Data shown START
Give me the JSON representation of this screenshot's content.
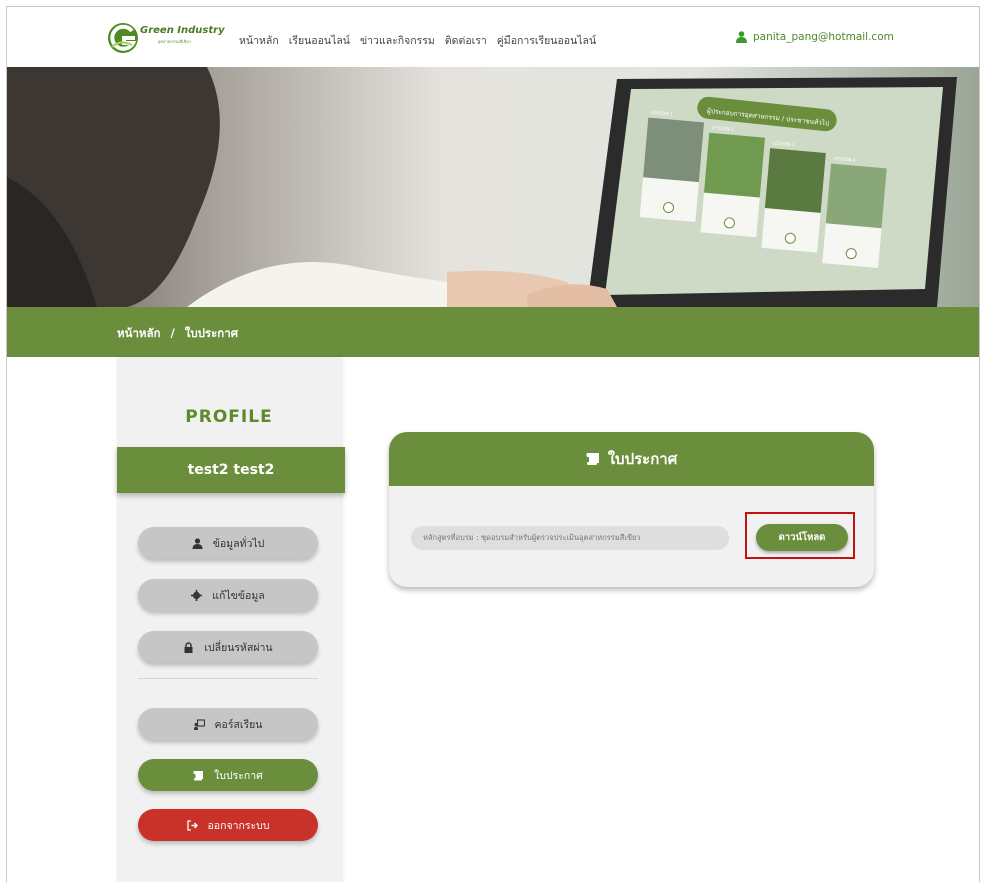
{
  "navbar": {
    "logo_text": "Green Industry",
    "logo_sub": "อุตสาหกรรมสีเขียว",
    "menu": [
      "หน้าหลัก",
      "เรียนออนไลน์",
      "ข่าวและกิจกรรม",
      "ติดต่อเรา",
      "คู่มือการเรียนออนไลน์"
    ],
    "user_email": "panita_pang@hotmail.com"
  },
  "hero": {
    "screen_title": "ผู้ประกอบการอุตสาหกรรม / ประชาชนทั่วไป",
    "lessons": [
      "LESSON 1",
      "LESSON 2",
      "LESSON 3",
      "LESSON 4"
    ]
  },
  "breadcrumb": {
    "home": "หน้าหลัก",
    "separator": "/",
    "current": "ใบประกาศ"
  },
  "sidebar": {
    "title": "PROFILE",
    "user_name": "test2  test2",
    "buttons": {
      "general": "ข้อมูลทั่วไป",
      "edit": "แก้ไขข้อมูล",
      "password": "เปลี่ยนรหัสผ่าน",
      "courses": "คอร์สเรียน",
      "certificate": "ใบประกาศ",
      "logout": "ออกจากระบบ"
    }
  },
  "certificate": {
    "heading": "ใบประกาศ",
    "course_label": "หลักสูตรที่อบรม : ชุดอบรมสำหรับผู้ตรวจประเมินอุตสาหกรรมสีเขียว",
    "download": "ดาวน์โหลด"
  },
  "colors": {
    "brand_green": "#6b8e3d",
    "logout_red": "#c83228",
    "highlight_red": "#c01414"
  }
}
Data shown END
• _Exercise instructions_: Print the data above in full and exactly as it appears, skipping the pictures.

• _Answer to this problem_:
Give me the JSON representation of this screenshot's content.
{
  "navbar": {
    "logo_text": "Green Industry",
    "logo_sub": "อุตสาหกรรมสีเขียว",
    "menu": [
      "หน้าหลัก",
      "เรียนออนไลน์",
      "ข่าวและกิจกรรม",
      "ติดต่อเรา",
      "คู่มือการเรียนออนไลน์"
    ],
    "user_email": "panita_pang@hotmail.com"
  },
  "hero": {
    "screen_title": "ผู้ประกอบการอุตสาหกรรม / ประชาชนทั่วไป",
    "lessons": [
      "LESSON 1",
      "LESSON 2",
      "LESSON 3",
      "LESSON 4"
    ]
  },
  "breadcrumb": {
    "home": "หน้าหลัก",
    "separator": "/",
    "current": "ใบประกาศ"
  },
  "sidebar": {
    "title": "PROFILE",
    "user_name": "test2  test2",
    "buttons": {
      "general": "ข้อมูลทั่วไป",
      "edit": "แก้ไขข้อมูล",
      "password": "เปลี่ยนรหัสผ่าน",
      "courses": "คอร์สเรียน",
      "certificate": "ใบประกาศ",
      "logout": "ออกจากระบบ"
    }
  },
  "certificate": {
    "heading": "ใบประกาศ",
    "course_label": "หลักสูตรที่อบรม : ชุดอบรมสำหรับผู้ตรวจประเมินอุตสาหกรรมสีเขียว",
    "download": "ดาวน์โหลด"
  },
  "colors": {
    "brand_green": "#6b8e3d",
    "logout_red": "#c83228",
    "highlight_red": "#c01414"
  }
}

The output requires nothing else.